Noll: The only way to have equally balanced teams is to ban trades and sales of players and to have periodic drafts of managers, coaches and directors of player personnel. The methods that leagues use to create balance have been shown to have little or no effect on the distribution of quality among teams. The logic behind it is that it is not in the interests of owners as well as players to have balanced competition. If all teams were of the same strength, total league revenues would go up if the best player in KC were traded for the worst player in NYC. In a regime of salary caps and no free agency, the KC owner will be richer if he sells his underpaid star to NY.

There’s so much more to read, including discussions about collusion, stadium financing, sharing of revenues from MLBAM and the MLB Network, etc. Worth a read if you are at all interested in the business side of this wonderful game.… Click here to read the rest

Joe Mauer deserves the MVP *UPDATED*

Why he’ll win: He’s Jeter. Winning is what he does, from the 103 regular-season games his Yankees won this season to the 11 other victories they recorded in the postseason. On the surface, Jeter’s numbers can’t match those of Mauer, who bested him in nearly every major offensive category despite missing a month due to injury.
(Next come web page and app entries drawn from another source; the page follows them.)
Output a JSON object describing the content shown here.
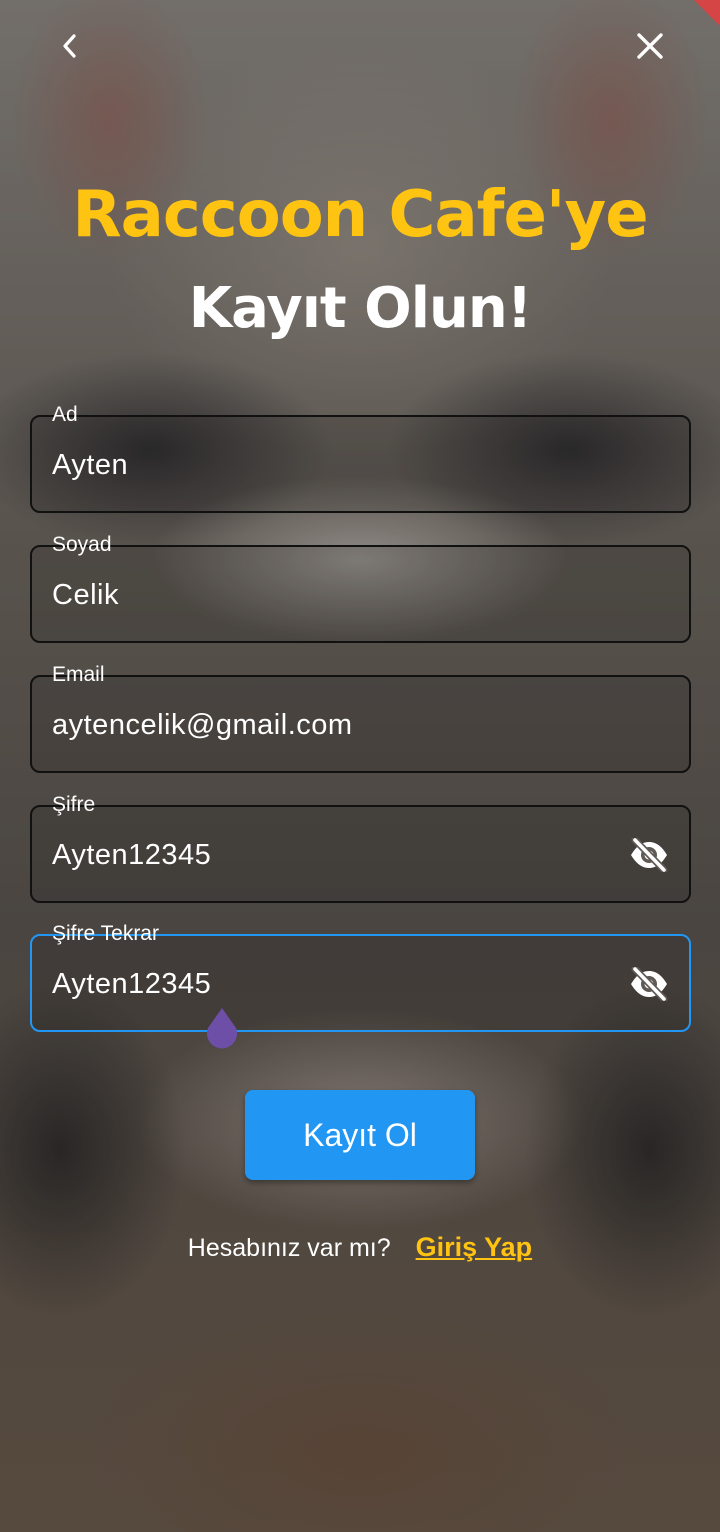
{
  "header": {
    "back_icon": "chevron-left-icon",
    "close_icon": "close-icon"
  },
  "title": {
    "line1": "Raccoon Cafe'ye",
    "line2": "Kayıt Olun!"
  },
  "form": {
    "fields": [
      {
        "label": "Ad",
        "value": "Ayten"
      },
      {
        "label": "Soyad",
        "value": "Celik"
      },
      {
        "label": "Email",
        "value": "aytencelik@gmail.com"
      },
      {
        "label": "Şifre",
        "value": "Ayten12345",
        "icon": "eye-off-icon"
      },
      {
        "label": "Şifre Tekrar",
        "value": "Ayten12345",
        "icon": "eye-off-icon",
        "focused": true
      }
    ],
    "submit_label": "Kayıt Ol"
  },
  "footer": {
    "prompt": "Hesabınız var mı?",
    "link": "Giriş Yap"
  },
  "colors": {
    "accent": "#ffc312",
    "primary": "#2196f3",
    "cursor": "#6e4fa8"
  }
}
And Jeter’s playoff performances don’t count toward the voting. But some look at the MVP as a platform for a sort of lifetime achievement award, and Jeter, who has never won an MVP, could stand to benefit — just recall the 2006 vote, when Jeter nearly bested Morneau despite inferior numbers almost across the board. Throw in the fact that Jeter played some of his best defense in years this season, and he has a chance. Not a great chance, but a chance.

Why he won’t: The stats, quite simply. Almost every significant number points in Mauer’s direction, and Jeter will need a heck of a lot of “intangibles” to overcome that disadvantage.Click here to read the rest